Emotional intelligence tip 5: Manage the mood of the practice

Most dentists work under pressure, and so do their staff. Help your staff to stay buoyant at difficult or pressurised times. Help them to feel safe, cared for and motivated. Then they will be more productive.  

This doesn't mean insisting that everyone "be positive" or stand in front of the mirror saying "positive affirmations". Rather it means being open to the emotions of your staff, being able to acknowledge them, understand them, and accept them.  

It also means being able to use appropriate resources, strategies or support to help your staff move through the unproductive emotions, rather than ignoring the emotions or complaining about them. Dentists with high levels of emotional intelligence can feel comfortable with a range of feelings in their staff. Do you? 

High emotional intelligence skills - Your next steps

There is much you can do to apply high levels of emotional intelligence in your dental practice. I recommend you take a simple first step. Stop for one minute and ask yourself: 

  • "How am I feeling?"
  • "How is my patient feeling?"
  • "How is my staff member feeling?"

And then ask, 

  • "Do I need to do anything differently?"

Even in a busy dental practice there is time to do this simple step. 

The benefits of high emotional intelligence for dentists

Having high levels of emotional intelligence in your dental practice could take your practice to the next level without it costing you a cent.  

Develop your dental EQ skills, now

There is so much more that you and your team can do to develop your emotional intelligence and conversation skills in your dental practice. The Institute has a number of options to help you:
  1. There are CDs, books and DVDs. The DVD "Business Networking: The skills you need" and "How to develop emotional resilience and manage your emotions" are ideal for dental teams. 
  2. There is a series of advanced emotional intelligence master-classes. Of great value to your dental team is: "Positivity Resonance for high EI leaders". 
  3. There are high energy, interactive and practical emotional intelligence workshops. There are several of value in dentistry including: "How to keep your cool with difficult people" and "How to be emotionally resilient and thrive".
  4. There is 1-1 emotional intelligence coaching for dentists and practice managers.

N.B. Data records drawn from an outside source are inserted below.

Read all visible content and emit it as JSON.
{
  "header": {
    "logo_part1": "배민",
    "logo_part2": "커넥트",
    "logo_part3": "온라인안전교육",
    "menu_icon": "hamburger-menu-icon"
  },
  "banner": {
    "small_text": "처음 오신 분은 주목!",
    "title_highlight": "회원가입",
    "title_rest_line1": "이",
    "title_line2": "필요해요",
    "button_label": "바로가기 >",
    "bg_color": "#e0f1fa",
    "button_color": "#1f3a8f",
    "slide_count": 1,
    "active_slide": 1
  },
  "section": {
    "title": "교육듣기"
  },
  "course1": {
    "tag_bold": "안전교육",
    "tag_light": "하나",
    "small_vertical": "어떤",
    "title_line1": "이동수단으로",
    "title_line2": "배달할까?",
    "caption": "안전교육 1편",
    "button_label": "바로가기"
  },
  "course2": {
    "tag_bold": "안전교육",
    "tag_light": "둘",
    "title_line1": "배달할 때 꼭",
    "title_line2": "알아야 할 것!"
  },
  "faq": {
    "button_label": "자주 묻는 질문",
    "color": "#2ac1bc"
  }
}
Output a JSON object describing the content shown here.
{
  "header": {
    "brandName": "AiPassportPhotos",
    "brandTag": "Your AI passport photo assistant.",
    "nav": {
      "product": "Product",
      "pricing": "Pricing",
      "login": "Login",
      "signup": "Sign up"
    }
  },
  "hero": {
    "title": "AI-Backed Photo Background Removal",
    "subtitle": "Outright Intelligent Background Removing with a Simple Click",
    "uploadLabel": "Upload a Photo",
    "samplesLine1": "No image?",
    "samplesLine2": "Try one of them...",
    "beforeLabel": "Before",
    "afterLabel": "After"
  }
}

For more details or to make a booking e-mail us now or pick up the phone and call us and we will discuss your options with you.

Develop your emotional intelligence now and build your dental practice.